"Sino-U.S. trade tensions resulted from the U.S. side's unilateral tariffs on Chinese products. If China and the U.S. were to eventually reach a trade deal, the existing U.S. tariffs should all be lifted," said Gao Feng, spokesperson for MOFCOM, at a regular press conference.
Chinese President Xi Jinping and his U.S. counterpart Donald Trump agreed on the sidelines of the G20 summit last week in Osaka, Japan, to restart trade negotiations on the basis of equality and mutual respect.
Gao emphasized China's attitude is specific and consistent, the agreement must be balanced and mutually beneficial, in which China's core concerns must be met.

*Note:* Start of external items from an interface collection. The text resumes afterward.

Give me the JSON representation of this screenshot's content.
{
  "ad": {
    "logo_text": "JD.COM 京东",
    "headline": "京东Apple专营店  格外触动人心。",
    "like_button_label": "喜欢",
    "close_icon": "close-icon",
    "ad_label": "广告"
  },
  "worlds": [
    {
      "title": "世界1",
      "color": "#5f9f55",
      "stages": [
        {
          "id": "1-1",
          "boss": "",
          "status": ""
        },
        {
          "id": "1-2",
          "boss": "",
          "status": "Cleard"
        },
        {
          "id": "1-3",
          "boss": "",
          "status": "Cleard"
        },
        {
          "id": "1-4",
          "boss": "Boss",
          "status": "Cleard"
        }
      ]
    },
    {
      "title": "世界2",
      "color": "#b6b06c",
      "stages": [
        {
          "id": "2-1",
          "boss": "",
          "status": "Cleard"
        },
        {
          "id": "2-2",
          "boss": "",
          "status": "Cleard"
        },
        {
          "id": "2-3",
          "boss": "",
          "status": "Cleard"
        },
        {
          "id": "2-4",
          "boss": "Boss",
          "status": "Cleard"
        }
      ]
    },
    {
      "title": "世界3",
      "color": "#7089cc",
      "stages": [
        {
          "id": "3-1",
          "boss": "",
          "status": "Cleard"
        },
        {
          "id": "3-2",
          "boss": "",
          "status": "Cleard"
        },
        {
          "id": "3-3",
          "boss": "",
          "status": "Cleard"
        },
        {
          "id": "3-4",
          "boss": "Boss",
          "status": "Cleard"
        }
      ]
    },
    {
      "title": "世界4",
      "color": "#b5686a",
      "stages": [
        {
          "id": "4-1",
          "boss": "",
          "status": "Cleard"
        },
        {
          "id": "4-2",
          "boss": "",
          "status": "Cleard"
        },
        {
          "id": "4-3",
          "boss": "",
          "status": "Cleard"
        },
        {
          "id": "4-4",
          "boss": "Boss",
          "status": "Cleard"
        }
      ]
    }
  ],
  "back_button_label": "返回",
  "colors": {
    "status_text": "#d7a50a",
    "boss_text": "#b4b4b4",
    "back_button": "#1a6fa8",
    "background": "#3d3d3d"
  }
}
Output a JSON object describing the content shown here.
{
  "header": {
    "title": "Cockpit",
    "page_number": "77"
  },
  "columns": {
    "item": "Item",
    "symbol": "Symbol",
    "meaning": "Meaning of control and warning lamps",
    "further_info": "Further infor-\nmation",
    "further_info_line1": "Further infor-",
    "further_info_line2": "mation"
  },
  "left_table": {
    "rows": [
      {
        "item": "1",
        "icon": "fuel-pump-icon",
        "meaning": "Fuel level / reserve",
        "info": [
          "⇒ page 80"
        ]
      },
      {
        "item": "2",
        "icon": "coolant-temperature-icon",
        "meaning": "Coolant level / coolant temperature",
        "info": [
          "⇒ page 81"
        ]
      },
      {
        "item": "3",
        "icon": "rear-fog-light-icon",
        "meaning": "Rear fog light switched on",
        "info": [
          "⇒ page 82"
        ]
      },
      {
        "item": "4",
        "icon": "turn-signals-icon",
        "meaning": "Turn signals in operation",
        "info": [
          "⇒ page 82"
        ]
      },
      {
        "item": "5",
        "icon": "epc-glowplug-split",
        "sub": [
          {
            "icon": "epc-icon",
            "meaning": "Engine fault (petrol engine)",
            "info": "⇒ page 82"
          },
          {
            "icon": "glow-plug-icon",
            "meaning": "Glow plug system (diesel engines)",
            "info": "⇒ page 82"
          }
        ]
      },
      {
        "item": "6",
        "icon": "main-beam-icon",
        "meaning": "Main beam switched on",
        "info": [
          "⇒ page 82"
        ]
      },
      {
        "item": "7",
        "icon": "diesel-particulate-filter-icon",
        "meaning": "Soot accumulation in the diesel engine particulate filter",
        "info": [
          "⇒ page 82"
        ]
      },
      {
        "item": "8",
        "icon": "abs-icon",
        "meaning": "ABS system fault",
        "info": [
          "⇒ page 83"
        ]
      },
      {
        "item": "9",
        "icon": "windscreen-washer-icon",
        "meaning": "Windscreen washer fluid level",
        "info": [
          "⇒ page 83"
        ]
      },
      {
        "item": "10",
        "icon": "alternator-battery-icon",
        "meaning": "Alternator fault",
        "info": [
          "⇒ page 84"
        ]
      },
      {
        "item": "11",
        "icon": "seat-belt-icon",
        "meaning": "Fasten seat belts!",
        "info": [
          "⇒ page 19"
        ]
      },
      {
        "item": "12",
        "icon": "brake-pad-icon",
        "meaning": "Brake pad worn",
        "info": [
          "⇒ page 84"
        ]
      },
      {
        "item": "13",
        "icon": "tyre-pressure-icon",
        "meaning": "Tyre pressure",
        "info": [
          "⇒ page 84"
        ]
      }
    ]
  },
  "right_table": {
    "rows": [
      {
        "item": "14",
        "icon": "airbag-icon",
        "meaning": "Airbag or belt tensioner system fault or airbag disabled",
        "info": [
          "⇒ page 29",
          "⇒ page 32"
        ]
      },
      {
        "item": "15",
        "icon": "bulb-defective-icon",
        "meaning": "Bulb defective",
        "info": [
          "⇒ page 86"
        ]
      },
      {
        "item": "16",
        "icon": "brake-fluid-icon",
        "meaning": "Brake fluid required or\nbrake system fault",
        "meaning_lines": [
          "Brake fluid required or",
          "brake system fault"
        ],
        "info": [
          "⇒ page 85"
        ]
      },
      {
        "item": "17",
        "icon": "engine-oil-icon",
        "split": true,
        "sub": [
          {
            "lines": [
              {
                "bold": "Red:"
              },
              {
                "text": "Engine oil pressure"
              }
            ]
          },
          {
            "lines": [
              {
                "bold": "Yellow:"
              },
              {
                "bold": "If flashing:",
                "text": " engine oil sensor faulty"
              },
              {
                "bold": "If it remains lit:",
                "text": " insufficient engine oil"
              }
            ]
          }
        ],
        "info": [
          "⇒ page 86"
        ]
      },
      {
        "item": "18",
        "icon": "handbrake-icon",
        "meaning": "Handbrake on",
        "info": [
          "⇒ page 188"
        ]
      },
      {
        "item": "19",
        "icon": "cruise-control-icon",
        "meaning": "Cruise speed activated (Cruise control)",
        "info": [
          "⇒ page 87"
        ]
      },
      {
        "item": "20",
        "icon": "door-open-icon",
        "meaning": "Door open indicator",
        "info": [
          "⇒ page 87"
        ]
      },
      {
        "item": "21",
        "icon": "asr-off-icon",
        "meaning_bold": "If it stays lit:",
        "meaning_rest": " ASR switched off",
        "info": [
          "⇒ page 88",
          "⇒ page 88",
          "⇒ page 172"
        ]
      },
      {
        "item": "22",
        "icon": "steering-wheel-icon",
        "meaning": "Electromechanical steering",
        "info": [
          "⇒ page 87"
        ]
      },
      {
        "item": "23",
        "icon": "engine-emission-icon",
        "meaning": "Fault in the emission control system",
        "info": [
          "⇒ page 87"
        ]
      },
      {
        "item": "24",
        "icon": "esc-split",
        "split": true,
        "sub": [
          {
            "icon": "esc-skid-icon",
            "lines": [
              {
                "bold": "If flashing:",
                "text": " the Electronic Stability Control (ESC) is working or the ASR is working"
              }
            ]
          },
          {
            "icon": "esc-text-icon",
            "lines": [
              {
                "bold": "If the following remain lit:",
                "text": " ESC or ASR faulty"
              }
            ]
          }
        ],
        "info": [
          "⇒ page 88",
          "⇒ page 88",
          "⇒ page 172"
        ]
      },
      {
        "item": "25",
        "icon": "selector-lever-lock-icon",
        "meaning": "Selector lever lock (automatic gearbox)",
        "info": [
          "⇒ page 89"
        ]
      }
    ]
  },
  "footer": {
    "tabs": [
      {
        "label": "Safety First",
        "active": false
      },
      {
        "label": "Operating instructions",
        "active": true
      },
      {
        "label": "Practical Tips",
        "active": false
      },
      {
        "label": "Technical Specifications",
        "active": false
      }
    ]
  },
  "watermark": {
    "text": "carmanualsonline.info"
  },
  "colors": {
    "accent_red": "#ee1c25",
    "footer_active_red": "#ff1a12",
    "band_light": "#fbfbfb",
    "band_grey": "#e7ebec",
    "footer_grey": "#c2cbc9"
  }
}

How are the trade talks going?
Asked about any progress in the talks, Gao claimed "the Chinese and U.S. teams are in close contact for trade talks and China hopes the two sides can avoid escalating trade tensions by maintaining equality and mutual respect, which is in line with the agreements reached between the two countries' leaders on the sidelines of the G20 Osaka Summit last week."
China welcomes the U.S. decision not to slap additional tariffs on its goods, Gao said, when asked how long the trade truce can last. He also urged the U.S. to fulfill its promise that "U.S. companies can sell their equipment to Huawei" and to stop wielding its national power to crack down on Chinese companies.
The spokesperson also mentioned the Chinese side is implementing relevant procedures regarding the unreliable entity list with a set rhythm.